Anyway, the first mission involves you going to the mall and beating up some animals to acquire them. I got a monkey and a chimpanzee, then used the monkey morph to go and acquire a snake that was going crazy in the mall and which nobody seemed overly concerned about. (Almost everybody you talk to goes on about the Sharing and nothing else.) You have to use the snake morph to sneak into the Gardens, which can be a bit difficult given that your morph ‘dies’ permanently if you lose a battle with it. (Just like in the books!)
The other animals aren’t too dangerous, but the random Hork-Bajir and Taxxon you bump into can be a bit tricky. Mostly you just hit the enemy until it dies. There are some ‘support’ techniques (all of which sound like they came from a Pokémon game), but I never once got any of them to work. Healing is handled via ‘food’, which you get at random after a battle. (Although I prefer Rachel’s explanation: “Use food to heal. I saw some around town earlier.”)
My time with the game was fairly brief, mostly because it is genuinely difficult to play. After suffering through the first mission, I used the ludicrously-complex password system to hop around and get a feel for the other levels. The actual ‘gameplay’ feels like it was coded in a matter of days; there is no complexity, depth or nuance to it. You can win most battles by finding a decently powerful attack and then hammering ‘A’ until the enemy stops existing, and if there are any ‘rock-paper-scissors’ systems where certain animals are better against each other than others it was well-hidden enough that I couldn’t find it. The plot is sort of cobbled together from various events in the books (at one point you turn into a bat to get into a laboratory, for example), but overall it adds nothing to the mythos and isn’t particularly interesting.

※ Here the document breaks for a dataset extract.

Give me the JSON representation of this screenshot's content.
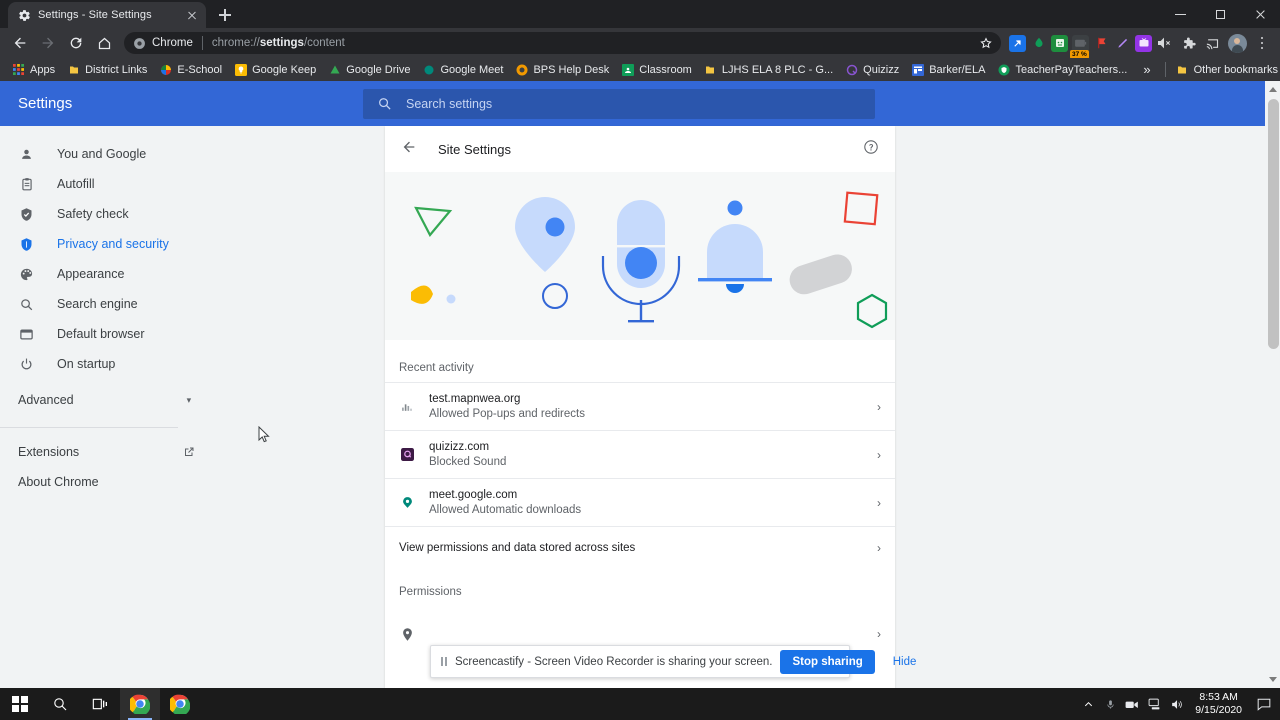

The dialogue, however, is the game’s real downfall. I can only assume K.A. Applegate had nothing to do with writing it, because it is atrocious. The character’s personalities are sort of present if you squint and turn your head sideways, but only just. The NPCs all spout throwaway one-liners, and the series’ huge secondary cast goes almost entirely unused. There could have been an interesting game here – the ability to morph at any time is pretty neat, for example – but this isn’t it.
Still, it’s the only game I’ve ever played that let me turn into a monkey and punch a goat to death. That’s got to count for something, right?
Okay, next time I’m finally getting back to the regular series! Unless someone feels like mailing me a PAL version of the Playstation game, that is. Wait, don’t do that. I’m not sure I can handle another awful tie-in game so soon…